Results and Impact Info brief. To harness the latest research and make sense of conflicting evidence about how to manage environmental change, we need to learn how to manage our knowledge more effectively...

Defra
Year(s) Of Engagement Activity 2011
 
Description LWEC Knowledge Exchange Guidelines 
Form Of Engagement Activity A magazine, newsletter or online publication
Part Of Official Scheme? Yes
Geographic Reach National
Primary Audience Other academic audiences (collaborators, peers etc.)
Results and Impact LWEC Knowledge Exchange Guidelines, based on findings from our research, and co-authored by members of the research team with members of RCUK

These guidelines, based on our research, now guide researchers and programmes under the LWEC programme
Year(s) Of Engagement Activity 2012
URL http://www.lwec.org.uk/ke-guidelines
 
Description Schools resources 
Form Of Engagement Activity A magazine, newsletter or online publication
Part Of Official Scheme? No
Geographic Reach National
Primary Audience Schools
Results and Impact Schools resources integrated into UK National Parks schools portal and actively promoted by upland/peatland National Parks to local schools across the UK
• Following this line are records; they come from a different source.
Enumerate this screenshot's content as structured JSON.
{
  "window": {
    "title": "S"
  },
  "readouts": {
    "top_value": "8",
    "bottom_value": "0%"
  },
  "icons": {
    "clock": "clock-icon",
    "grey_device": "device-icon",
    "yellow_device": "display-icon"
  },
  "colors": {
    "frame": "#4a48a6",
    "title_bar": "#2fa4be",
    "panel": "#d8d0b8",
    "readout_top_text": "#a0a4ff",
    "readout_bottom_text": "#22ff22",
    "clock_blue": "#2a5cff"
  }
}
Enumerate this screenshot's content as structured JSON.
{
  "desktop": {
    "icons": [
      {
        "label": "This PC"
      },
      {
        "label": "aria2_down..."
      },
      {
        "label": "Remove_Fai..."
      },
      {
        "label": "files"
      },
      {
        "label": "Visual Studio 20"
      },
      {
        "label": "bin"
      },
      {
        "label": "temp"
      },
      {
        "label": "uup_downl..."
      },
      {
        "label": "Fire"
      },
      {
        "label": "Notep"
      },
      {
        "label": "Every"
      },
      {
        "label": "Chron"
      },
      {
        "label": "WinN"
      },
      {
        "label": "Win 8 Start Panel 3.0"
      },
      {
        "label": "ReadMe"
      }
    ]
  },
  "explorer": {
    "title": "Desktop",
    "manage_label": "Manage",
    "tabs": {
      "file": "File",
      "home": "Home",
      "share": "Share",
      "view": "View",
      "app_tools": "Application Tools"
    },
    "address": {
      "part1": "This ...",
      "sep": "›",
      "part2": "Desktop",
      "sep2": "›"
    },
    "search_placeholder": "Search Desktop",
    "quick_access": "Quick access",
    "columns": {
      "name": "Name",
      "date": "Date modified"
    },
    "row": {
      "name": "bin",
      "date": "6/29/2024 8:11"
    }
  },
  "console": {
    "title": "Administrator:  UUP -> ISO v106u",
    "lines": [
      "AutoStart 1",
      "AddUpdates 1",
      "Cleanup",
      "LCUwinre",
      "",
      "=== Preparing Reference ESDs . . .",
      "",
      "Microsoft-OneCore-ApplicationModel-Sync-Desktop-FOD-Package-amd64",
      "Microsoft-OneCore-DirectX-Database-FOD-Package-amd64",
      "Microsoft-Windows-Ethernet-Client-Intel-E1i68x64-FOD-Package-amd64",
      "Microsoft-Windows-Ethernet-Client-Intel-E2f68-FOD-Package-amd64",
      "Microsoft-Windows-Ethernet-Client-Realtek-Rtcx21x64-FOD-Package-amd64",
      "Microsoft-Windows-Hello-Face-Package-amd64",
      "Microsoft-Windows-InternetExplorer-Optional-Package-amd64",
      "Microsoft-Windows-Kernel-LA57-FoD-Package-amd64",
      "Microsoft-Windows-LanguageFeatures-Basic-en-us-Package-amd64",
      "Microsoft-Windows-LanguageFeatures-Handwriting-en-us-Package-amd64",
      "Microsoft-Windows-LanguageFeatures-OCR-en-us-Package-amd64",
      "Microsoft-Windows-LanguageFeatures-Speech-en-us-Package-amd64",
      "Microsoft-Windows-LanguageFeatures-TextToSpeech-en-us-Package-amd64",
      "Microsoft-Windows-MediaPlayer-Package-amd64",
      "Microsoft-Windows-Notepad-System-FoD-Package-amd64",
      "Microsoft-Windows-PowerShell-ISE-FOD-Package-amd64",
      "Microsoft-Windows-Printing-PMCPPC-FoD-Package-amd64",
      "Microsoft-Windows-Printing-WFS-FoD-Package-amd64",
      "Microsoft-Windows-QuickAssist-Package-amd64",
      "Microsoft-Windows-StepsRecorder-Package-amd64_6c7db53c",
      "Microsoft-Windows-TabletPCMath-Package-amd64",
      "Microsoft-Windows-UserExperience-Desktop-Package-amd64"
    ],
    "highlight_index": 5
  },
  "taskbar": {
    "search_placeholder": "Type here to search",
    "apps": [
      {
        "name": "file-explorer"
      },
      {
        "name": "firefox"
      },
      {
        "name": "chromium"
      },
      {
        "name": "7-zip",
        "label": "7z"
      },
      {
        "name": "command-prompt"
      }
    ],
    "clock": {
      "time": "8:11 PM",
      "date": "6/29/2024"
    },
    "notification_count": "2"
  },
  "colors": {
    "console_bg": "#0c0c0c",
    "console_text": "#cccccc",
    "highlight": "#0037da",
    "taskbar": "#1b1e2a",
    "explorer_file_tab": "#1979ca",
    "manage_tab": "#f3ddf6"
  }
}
Used in schools
Year(s) Of Engagement Activity 2014
URL http://www.nationalparks.gov.uk/learningabout/teachersarea/activity-search/more-than-just-a-bog
 
Description Sustainable Learning 5 principles blog 
Form Of Engagement Activity A magazine, newsletter or online publication
Part Of Official Scheme? No
Geographic Reach International
Primary Audience Other academic audiences (collaborators, peers etc.)
Results and Impact A blog summarising the key paper arising from the project
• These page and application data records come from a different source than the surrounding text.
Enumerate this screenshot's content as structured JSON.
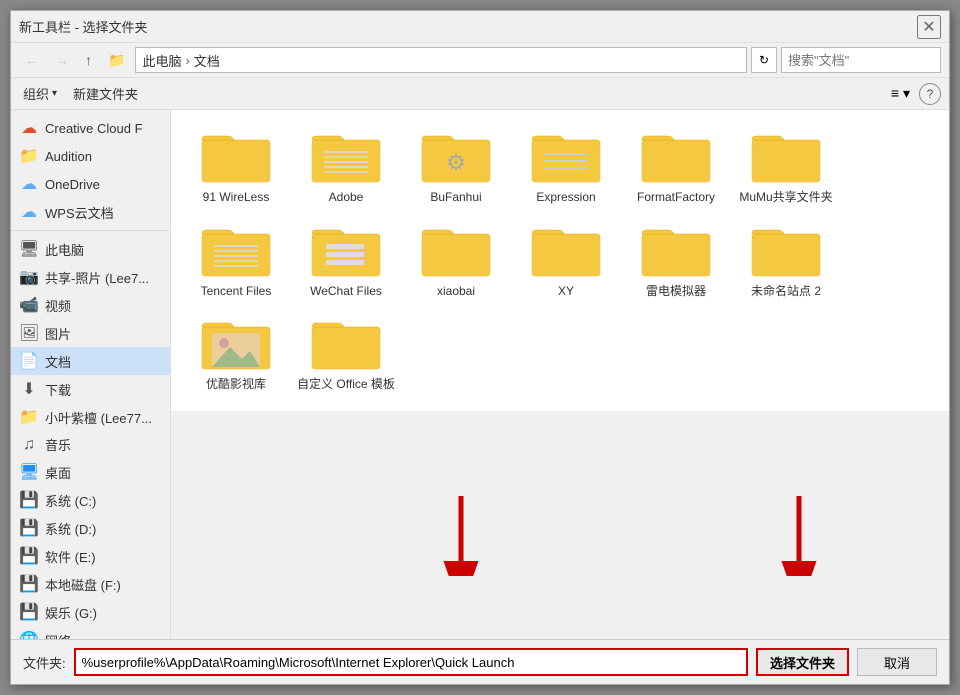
{
  "dialog": {
    "title": "新工具栏 - 选择文件夹",
    "close_btn": "✕"
  },
  "toolbar": {
    "back_btn": "←",
    "forward_btn": "→",
    "up_btn": "↑",
    "folder_btn": "📁"
  },
  "address": {
    "parts": [
      "此电脑",
      "›",
      "文档"
    ],
    "search_placeholder": "搜索\"文档\""
  },
  "action_toolbar": {
    "organize_btn": "组织",
    "organize_arrow": "▾",
    "new_folder_btn": "新建文件夹"
  },
  "sidebar": {
    "items": [
      {
        "id": "creative-cloud",
        "icon": "☁",
        "label": "Creative Cloud F",
        "icon_color": "#e34f26"
      },
      {
        "id": "audition",
        "icon": "📁",
        "label": "Audition",
        "icon_color": "#f0c040"
      },
      {
        "id": "onedrive",
        "icon": "☁",
        "label": "OneDrive",
        "icon_color": "#5badf0"
      },
      {
        "id": "wps-cloud",
        "icon": "☁",
        "label": "WPS云文档",
        "icon_color": "#5badf0"
      },
      {
        "id": "this-pc",
        "icon": "🖥",
        "label": "此电脑",
        "icon_color": "#555"
      },
      {
        "id": "shared-photos",
        "icon": "📷",
        "label": "共享-照片 (Lee7...",
        "icon_color": "#555"
      },
      {
        "id": "video",
        "icon": "📹",
        "label": "视频",
        "icon_color": "#555"
      },
      {
        "id": "pictures",
        "icon": "🖼",
        "label": "图片",
        "icon_color": "#555"
      },
      {
        "id": "documents",
        "icon": "📄",
        "label": "文档",
        "icon_color": "#0078d7",
        "selected": true
      },
      {
        "id": "downloads",
        "icon": "⬇",
        "label": "下载",
        "icon_color": "#555"
      },
      {
        "id": "xiaoyezi",
        "icon": "📁",
        "label": "小叶紫檀 (Lee77...",
        "icon_color": "#f0c040"
      },
      {
        "id": "music",
        "icon": "♫",
        "label": "音乐",
        "icon_color": "#555"
      },
      {
        "id": "desktop",
        "icon": "🖥",
        "label": "桌面",
        "icon_color": "#1e90ff"
      },
      {
        "id": "system-c",
        "icon": "💾",
        "label": "系统 (C:)",
        "icon_color": "#555"
      },
      {
        "id": "system-d",
        "icon": "💾",
        "label": "系统 (D:)",
        "icon_color": "#555"
      },
      {
        "id": "software-e",
        "icon": "💾",
        "label": "软件 (E:)",
        "icon_color": "#555"
      },
      {
        "id": "local-f",
        "icon": "💾",
        "label": "本地磁盘 (F:)",
        "icon_color": "#555"
      },
      {
        "id": "entertainment-g",
        "icon": "💾",
        "label": "娱乐 (G:)",
        "icon_color": "#555"
      },
      {
        "id": "network",
        "icon": "🌐",
        "label": "网络",
        "icon_color": "#555"
      }
    ]
  },
  "files": [
    {
      "id": "f1",
      "name": "91 WireLess",
      "type": "folder",
      "variant": "plain"
    },
    {
      "id": "f2",
      "name": "Adobe",
      "type": "folder",
      "variant": "lined"
    },
    {
      "id": "f3",
      "name": "BuFanhui",
      "type": "folder",
      "variant": "gears"
    },
    {
      "id": "f4",
      "name": "Expression",
      "type": "folder",
      "variant": "lined2"
    },
    {
      "id": "f5",
      "name": "FormatFactory",
      "type": "folder",
      "variant": "plain"
    },
    {
      "id": "f6",
      "name": "MuMu共享文件夹",
      "type": "folder",
      "variant": "plain"
    },
    {
      "id": "f7",
      "name": "Tencent Files",
      "type": "folder",
      "variant": "lined"
    },
    {
      "id": "f8",
      "name": "WeChat Files",
      "type": "folder",
      "variant": "lined3"
    },
    {
      "id": "f9",
      "name": "xiaobai",
      "type": "folder",
      "variant": "plain"
    },
    {
      "id": "f10",
      "name": "XY",
      "type": "folder",
      "variant": "plain"
    },
    {
      "id": "f11",
      "name": "雷电模拟器",
      "type": "folder",
      "variant": "plain"
    },
    {
      "id": "f12",
      "name": "未命名站点 2",
      "type": "folder",
      "variant": "plain"
    },
    {
      "id": "f13",
      "name": "优酷影视库",
      "type": "folder",
      "variant": "photo"
    },
    {
      "id": "f14",
      "name": "自定义 Office 模板",
      "type": "folder",
      "variant": "plain"
    }
  ],
  "bottom": {
    "label": "文件夹:",
    "input_value": "%userprofile%\\AppData\\Roaming\\Microsoft\\Internet Explorer\\Quick Launch",
    "select_btn": "选择文件夹",
    "cancel_btn": "取消"
  },
  "view": {
    "view_icon": "≡",
    "view_arrow": "▾",
    "help": "?"
  }
}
The principles described in the blog have been incorporated into LWEC's Knowledge Exchange Guidelines and the EU Biodiversa programme's Stakeholder Engagement Manual
Year(s) Of Engagement Activity 2014
URL http://sustainable-learning.org/2014/09/why-is-your-research-not-having-the-impact-you-want/
 
Description Top Twitter Tips for Academics 
Form Of Engagement Activity A formal working group, expert panel or dialogue
Part Of Official Scheme? No
Geographic Reach International
Primary Audience Policymakers/politicians
Results and Impact More and more academics are turning to Twitter to connect with their peers and promote their work, but how can academics get the most out of Twitter?

Info brief, available online here: http://www.scribd.com/doc/60642119/Top-Twitter-Tips-for-Academics
Year(s) Of Engagement Activity 2011
URL http://www.scribd.com/doc/60642119/Top-Twitter-Tips-for-Academics
 
Description Visit England Case Study 
Form Of Engagement Activity A magazine, newsletter or online publication
Part Of Official Scheme? No
Geographic Reach National
Primary Audience Professional Practitioners
Results and Impact A case study based on our research was published by Visit England, titled "Can Payment for Ecosystem Services enhance Visitor Giving Schemes?".

Being used by visitor destination managers to integrate Payments for Ecosystem Services into visitor giving schemes.
Year(s) Of Engagement Activity 2014
URL http://www.slideshare.net/VisitEngland/payment-for-ecosystem-service-pes-schemes-case-study